ORS 227.180(3): No decision or action of a planning commission or City governing body shall be invalid due to ex parte contact or bias resulting from ex parte contact with a member of the decision making body. If the member of the decision making body receiving the contact: (a) Places on the record the substance of any written or oral ex parte communications concerning the decision or action; and (b) Has a public announcement of the content of the communication and of the parties’ right to rebut the substance of the communication made at the first hearing following the communication where action will be considered or taken on the subject to which the communication related.
The City has two legal responsibilities with public records. First, public records must be kept for a certain amount of time. Second, public records must be made available to members of the public upon request, unless an exception applies.

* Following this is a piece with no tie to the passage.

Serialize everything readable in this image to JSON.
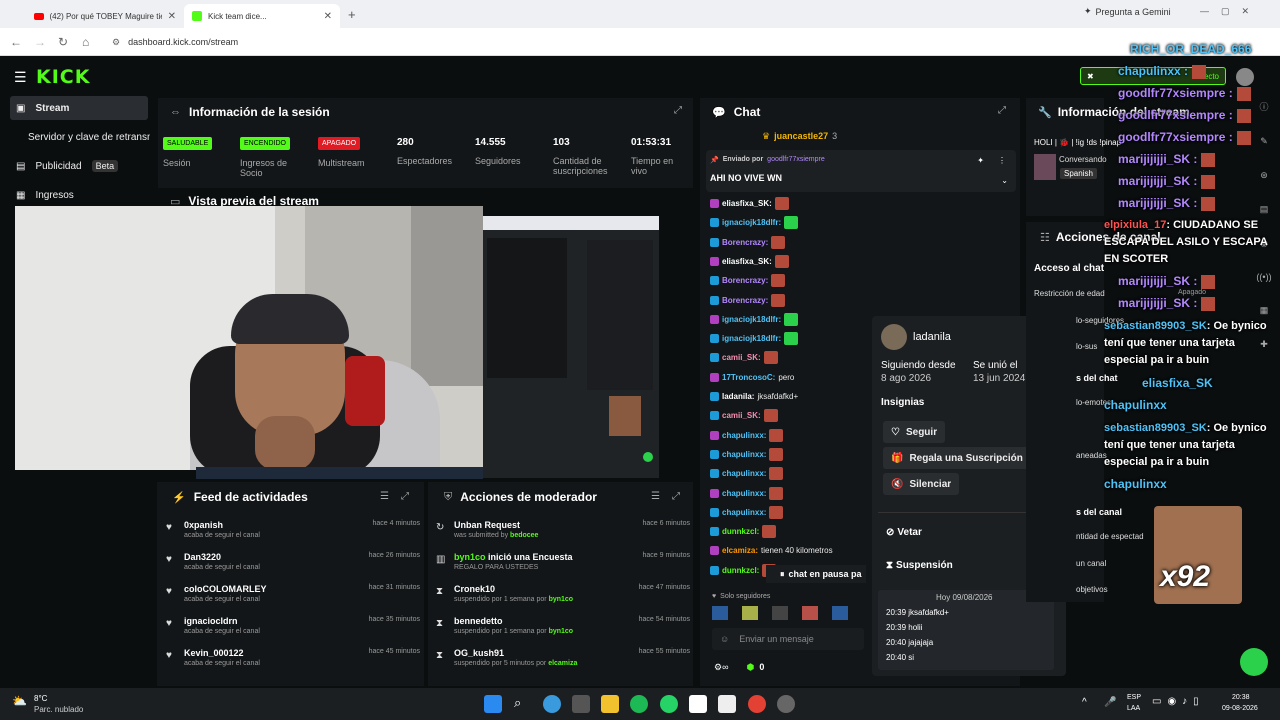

The City has provided you an email address. Use that for Board/Commission business instead of a personal email. Emails to and from City email accounts (whether the account is for a Staff member or a Board/Commission member) are preserved by the City. Personal email accounts used for City business pose public records problems unless a City Staff member is cc’ed on each email.
Text messages can be public records just like emails. Text messages are very difficult for the City to preserve and to locate. Text messages are often deleted when an individual buys a new phone. Best practice is to not use text message for public purposes.
Knowing destroying public records is a criminal offense pursuant to ORS 162.305 (tampering with public records). The crime requires that the act be “knowing” but does not require malicious or dishonest intent.
Commissioner Mansfield commented that one of the things the Oregon legislature seemingly has not dealt with the fact that many people that are requesting public records are actually asking the public body to do a research job. The public body has no duty to supply documents that are not in existence at the time the written request is made. Mr. Mitton agreed and stated that the City’s Attorney Office deals with all the time.
Commissioner McKechnie stated that public officials are required to report to the State Ethics Office. Mr. Mitton agreed.
The meeting was adjourned at 12:51 p.m.
Terri L. Richards